- Timothy McKimmy who lives in Texas and unintentionally sold his Bored Ape NFT for 0.01 ETH roughly $26 is suing OpenSea.
- He’s alleging that OpenSea was aware of a bug that allowed hackers to purchase NFTs at far below market value.
- He claims in a federal court in Texas that he is the rightful owner of Bored Ape #3475.
- He claims he did not list his Bored Ape for sale and that the NFT was “stolen”. He even claimed that the “buyer” promptly resold his NFT for 99 ETH.
Timothy McKimmy, who lives in Texas and unintentionally sold his Bored Ape NFT for 0.01 ETH, roughly $26, issuing OpenSea. He’s alleging that OpenSea was aware of a bug that allowed hackers to purchase NFTs. The NFTs were purchased at far below market value. He claims in a federal court in Texas that he is the rightful owner of Bored Ape #3475. Bored Ape #3475 is one of a set of 10,000 highly coveted primate NFTs. These NFTs are known as the Bored Ape Yacht Club. He claims he did not list his Bored Ape for sale and that the NFT was “stolen”. He even claimed that the “buyer” promptly resold his NFT for 99 ETH.

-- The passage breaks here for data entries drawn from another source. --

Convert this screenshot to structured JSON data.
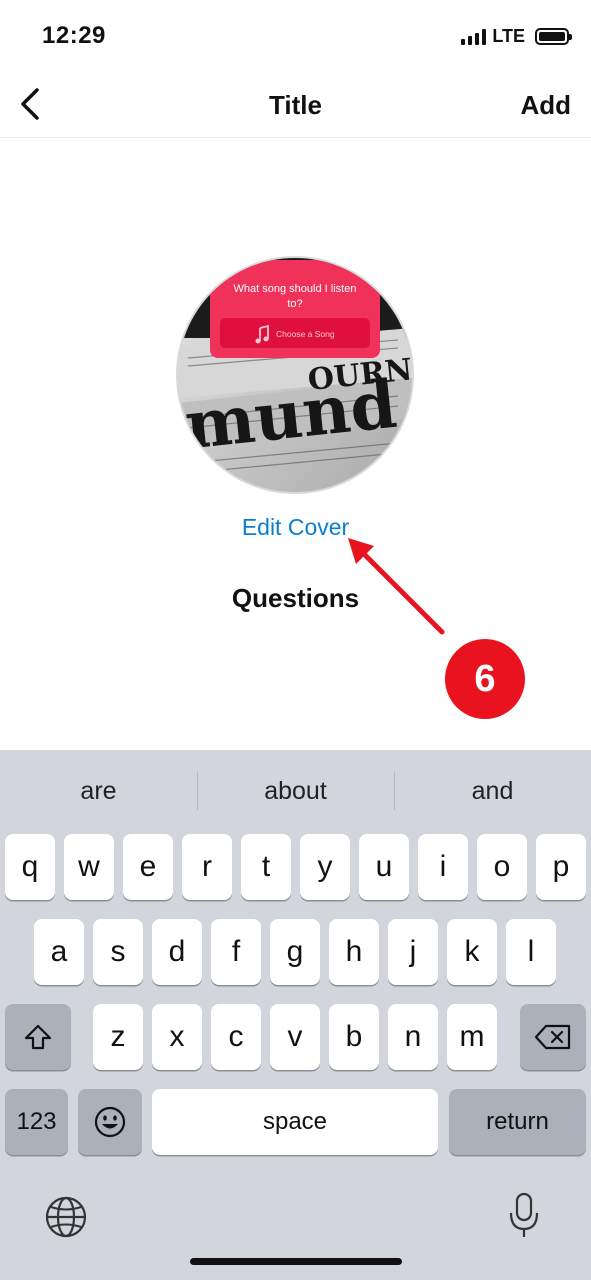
{
  "status_bar": {
    "time": "12:29",
    "network": "LTE"
  },
  "nav": {
    "title": "Title",
    "add_label": "Add"
  },
  "cover": {
    "sticker_question": "What song should I listen to?",
    "sticker_button": "Choose a Song"
  },
  "edit_cover_label": "Edit Cover",
  "questions_label": "Questions",
  "annotation": {
    "step": "6",
    "color": "#e8131f"
  },
  "keyboard": {
    "suggestions": [
      "are",
      "about",
      "and"
    ],
    "row1": [
      "q",
      "w",
      "e",
      "r",
      "t",
      "y",
      "u",
      "i",
      "o",
      "p"
    ],
    "row2": [
      "a",
      "s",
      "d",
      "f",
      "g",
      "h",
      "j",
      "k",
      "l"
    ],
    "row3": [
      "z",
      "x",
      "c",
      "v",
      "b",
      "n",
      "m"
    ],
    "numbers_label": "123",
    "space_label": "space",
    "return_label": "return"
  },
  "icons": [
    "back-chevron-icon",
    "signal-icon",
    "battery-icon",
    "music-note-icon",
    "shift-icon",
    "backspace-icon",
    "emoji-icon",
    "globe-icon",
    "microphone-icon"
  ],
  "colors": {
    "link": "#0a7fd1",
    "sticker_pink": "#f0325a",
    "keyboard_bg": "#d2d5db"
  }
}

According to McKimmy, the ape in question is in the top 14th percentile for rarity and is far rarer than the Bored Ape NFT Justin Bieber recently purchased for $1.3 million. He is suing for “return of the Bored Ape and damages above $1 million.” McKimmy, listed as the CEO of a Texas iron ore company on LinkedIn, claims that OpenSea was aware of the bug. It was widely reported in the media but refused to halt trading to maximise profits.
The complaint stated that “Instead of shutting down its platform to address and rectify these security issues, Defendant continued to operate. As a result, the defendant risked the security of its users’ NFTs and digital vaults to continue collecting 2.5% of every transaction uninterrupted”. According to him. He has tried numerous times to resolve the issue with OpenSea. He claims the company told him it is “actively investigating” the incident but hasn’t done anything else.
McKimmy is not alone in this situation. OpenSea has issued approximately $1.8 million in refunds to users affected by the exploit in January. It is unclear how the company is handling reimbursements and determining refund amounts. McKimmy’s complaint cites chatter in NFT forums alleging that OpenSea has approached other victims of the bug and offered them the “floor price” (the lowest-priced asset in any given NFT collection). OpenSea offered the victims floor price even if their specific NFT is worth more. Furthermore, the offer was only applicable if they signed a non-disclosure agreement.
Other lawsuits could be filed in response to the one filed on Friday. A law firm in the northeast is seeking complaints from other OpenSea customers who lost NFTs due to the bug. The law firm is seeking complaints to file a class-action lawsuit. McKimmy claims that one goal of the lawsuit is to force OpenSea to tighten its security practices.